Now that the foundation has been laid by Christ and His apostles and prophets, there is no re-laying of the foundation.
Other considerations. Establishing or “planting” churches - to use a modern term – does not make a person an apostle. In my Bible, the title of Ecclesiastes is: “Ecclesiastes; or, The Preacher”. The footnote to ‘Preacher’ in Eccl. 1:1 is: “Strictly, ‘a former of assemblies [churches]’”. So it is obvious that forming churches is not confined to the service of an apostle; it is also service of a preacher. I accept that there were other apostles beyond the twelve and Paul – see Romans 16:7, and elsewhere.

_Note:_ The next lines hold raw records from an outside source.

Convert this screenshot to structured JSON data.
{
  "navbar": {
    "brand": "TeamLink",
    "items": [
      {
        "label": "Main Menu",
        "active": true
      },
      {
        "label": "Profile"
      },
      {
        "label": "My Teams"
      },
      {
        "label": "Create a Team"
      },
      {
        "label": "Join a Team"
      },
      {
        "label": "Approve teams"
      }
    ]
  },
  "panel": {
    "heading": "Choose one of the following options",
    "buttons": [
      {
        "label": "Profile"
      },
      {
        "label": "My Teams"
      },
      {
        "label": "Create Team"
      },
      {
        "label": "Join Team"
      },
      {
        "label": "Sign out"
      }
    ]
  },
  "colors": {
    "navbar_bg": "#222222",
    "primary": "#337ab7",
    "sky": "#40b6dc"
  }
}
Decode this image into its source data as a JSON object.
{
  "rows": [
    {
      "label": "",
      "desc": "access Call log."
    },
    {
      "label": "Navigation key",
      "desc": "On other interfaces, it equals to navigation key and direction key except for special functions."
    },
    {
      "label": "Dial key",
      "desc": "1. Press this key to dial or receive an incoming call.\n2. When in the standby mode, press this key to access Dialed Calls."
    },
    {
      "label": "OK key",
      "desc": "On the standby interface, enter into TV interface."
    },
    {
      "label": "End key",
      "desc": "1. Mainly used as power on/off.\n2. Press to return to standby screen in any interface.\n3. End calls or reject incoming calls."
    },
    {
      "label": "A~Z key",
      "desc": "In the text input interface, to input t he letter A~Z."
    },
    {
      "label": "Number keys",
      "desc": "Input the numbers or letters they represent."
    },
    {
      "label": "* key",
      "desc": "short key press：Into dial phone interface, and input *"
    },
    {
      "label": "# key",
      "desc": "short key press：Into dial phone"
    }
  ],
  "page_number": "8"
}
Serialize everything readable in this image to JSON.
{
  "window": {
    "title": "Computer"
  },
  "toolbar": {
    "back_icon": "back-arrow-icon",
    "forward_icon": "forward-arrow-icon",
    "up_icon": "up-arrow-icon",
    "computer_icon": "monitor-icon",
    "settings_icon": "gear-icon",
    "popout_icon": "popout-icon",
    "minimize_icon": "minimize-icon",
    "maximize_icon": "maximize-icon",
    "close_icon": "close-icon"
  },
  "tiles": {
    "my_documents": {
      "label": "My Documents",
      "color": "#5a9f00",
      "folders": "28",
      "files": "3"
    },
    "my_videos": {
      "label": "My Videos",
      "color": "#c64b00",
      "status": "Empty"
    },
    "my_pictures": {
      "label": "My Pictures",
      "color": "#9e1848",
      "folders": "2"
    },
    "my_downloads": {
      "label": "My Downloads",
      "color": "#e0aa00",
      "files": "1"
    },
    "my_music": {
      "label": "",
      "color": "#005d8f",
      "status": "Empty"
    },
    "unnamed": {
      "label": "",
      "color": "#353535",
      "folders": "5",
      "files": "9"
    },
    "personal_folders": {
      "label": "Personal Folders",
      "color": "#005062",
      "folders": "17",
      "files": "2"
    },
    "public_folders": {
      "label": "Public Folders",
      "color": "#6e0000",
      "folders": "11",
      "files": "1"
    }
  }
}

The signs of an apostle are set out in 2 Cor. 12:12; “The signs indeed of the apostle were wrought among you in all endurance, signs, and wonders, and works of power”. Note that suffering was the first sign of an apostle.
Paul had demonstrated these things at Corinth. But works of power alone are not the evidence of an apostle. The Lord will say to some who prophesied, cast out demons and performed works of power in His name, “I never knew you. Depart from me, workers of lawlessness”, Matthew 7:21-23.
In summary, this was not meant to be a treatise on apostles, but rather that we may be equipped to test the claims of those who claim such a gift. The apostles were foundational to Christianity. Such a foundation has not to be re-laid. An apostle was one who had been a witness with Christ from the beginning, and had witnessed His resurrection. Paul saw an ascended Christ in glory. The apostles did not speak of any successors; Paul committed the Ephesians “to God and the word of His grace”. These we have to the end. Timothy was to entrust things “to faithful men, such as shall be competent to instruct others also” – 2 Tim. 2:2.
Let us ask the Lord’s help to be “faithful men”.
MM February 2010